NNPC trading companies – Carlson/Hyson was allocated contract to lift 32,000 bpd, while Duke Oil Incorporated, the NNPC affiliate was awarded contract for 90,000 bpd, accounting for about 12 per cent of total volume.
For the 2017/2018 term contracts, 39 winners comprising 18 Nigerian companies, 11 international traders, five foreign refineries, three National Oil Companies (NOCs), and two NNPC trading arms were successful.
The list of 224 bidders dropped from the 278 that applied for the contracts in 2015, because the NNPC said it had introduced some new criteria that had to be met by bidders.
The contract will run for one year effective January 1, 2017 for twelve consecutive circles of crude oil allocation.
All the contracts are for 32,000 barrels per day except for Duke Oil Limited, the oil trading arm of NNPC, which shall be for 90,000 barrels per day.
Apart from the 16 Nigerian companies, and two NNPC subsidiaries, the international refineries that made the list include Indian refiner, Hindustan Energy, Varo Energy, Sonara Refinery, Bharat Petroleum and Cepa.

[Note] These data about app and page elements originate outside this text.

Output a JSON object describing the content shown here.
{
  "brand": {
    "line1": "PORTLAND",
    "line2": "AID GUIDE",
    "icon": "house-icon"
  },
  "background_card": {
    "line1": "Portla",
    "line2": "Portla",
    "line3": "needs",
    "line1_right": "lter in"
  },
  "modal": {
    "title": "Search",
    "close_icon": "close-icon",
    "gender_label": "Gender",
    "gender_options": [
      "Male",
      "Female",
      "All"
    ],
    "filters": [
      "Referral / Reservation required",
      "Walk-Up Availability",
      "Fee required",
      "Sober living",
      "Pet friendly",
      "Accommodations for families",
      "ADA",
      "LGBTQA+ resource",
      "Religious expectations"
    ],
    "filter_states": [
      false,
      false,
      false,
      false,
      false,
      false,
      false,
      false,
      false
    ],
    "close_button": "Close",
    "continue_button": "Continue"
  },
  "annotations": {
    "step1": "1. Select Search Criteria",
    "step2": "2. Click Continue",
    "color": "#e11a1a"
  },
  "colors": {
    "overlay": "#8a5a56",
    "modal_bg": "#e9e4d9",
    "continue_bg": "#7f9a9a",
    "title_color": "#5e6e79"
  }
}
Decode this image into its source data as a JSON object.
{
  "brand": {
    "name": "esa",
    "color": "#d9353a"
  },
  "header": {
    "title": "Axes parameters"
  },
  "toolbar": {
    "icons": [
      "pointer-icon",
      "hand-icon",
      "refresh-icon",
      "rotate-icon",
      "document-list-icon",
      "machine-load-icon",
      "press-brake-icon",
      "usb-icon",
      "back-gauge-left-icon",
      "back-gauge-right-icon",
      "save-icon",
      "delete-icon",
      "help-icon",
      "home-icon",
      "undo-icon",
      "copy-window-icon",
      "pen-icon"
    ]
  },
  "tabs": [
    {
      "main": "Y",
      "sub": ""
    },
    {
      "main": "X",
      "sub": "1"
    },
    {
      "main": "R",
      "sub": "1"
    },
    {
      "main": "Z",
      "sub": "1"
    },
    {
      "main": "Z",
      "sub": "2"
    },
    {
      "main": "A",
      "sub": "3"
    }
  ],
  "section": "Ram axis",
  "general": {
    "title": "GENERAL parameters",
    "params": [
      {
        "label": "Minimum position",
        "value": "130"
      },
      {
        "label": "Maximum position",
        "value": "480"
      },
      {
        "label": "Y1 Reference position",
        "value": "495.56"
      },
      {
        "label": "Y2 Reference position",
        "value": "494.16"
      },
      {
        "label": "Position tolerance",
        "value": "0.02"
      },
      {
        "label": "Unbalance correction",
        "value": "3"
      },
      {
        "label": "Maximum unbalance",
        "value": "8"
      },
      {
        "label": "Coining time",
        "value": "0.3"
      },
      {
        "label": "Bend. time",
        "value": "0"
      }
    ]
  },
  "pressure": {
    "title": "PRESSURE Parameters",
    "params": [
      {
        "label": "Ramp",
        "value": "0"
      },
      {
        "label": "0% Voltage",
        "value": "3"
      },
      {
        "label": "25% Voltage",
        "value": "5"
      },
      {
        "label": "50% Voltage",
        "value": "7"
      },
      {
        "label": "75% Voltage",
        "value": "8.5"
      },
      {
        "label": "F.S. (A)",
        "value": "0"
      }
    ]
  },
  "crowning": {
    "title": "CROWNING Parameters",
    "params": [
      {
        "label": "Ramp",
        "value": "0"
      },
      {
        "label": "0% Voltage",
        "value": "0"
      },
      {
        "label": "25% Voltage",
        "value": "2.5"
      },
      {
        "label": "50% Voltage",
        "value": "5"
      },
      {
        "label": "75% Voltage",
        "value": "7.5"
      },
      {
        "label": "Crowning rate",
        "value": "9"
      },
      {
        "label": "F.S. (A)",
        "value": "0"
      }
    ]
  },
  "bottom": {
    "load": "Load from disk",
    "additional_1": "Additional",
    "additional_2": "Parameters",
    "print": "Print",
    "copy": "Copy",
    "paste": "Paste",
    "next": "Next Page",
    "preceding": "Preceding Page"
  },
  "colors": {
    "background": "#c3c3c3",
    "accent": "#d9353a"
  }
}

Trafigura, ENOC Trading, BP Trading, Total Trading, UCL Petro Energy, Moco Trading, Levene Energy, Glencore, Litasco Supply and Trading and Heritage Oil are the 11 international traders that were selected.
Term contracts were also awarded to India (Indian Oil Company), China (Sinopec), and South Africa’s SacOil based on government-to-government contracts.
Though the oil and gas industry is a global business, but competent Nigerian companies that submit bids should be used to substitute foreign companies to deepen local participation in the industry, boost employment generation and curb capital flight for the benefit of the Nigerian economy.
- This Day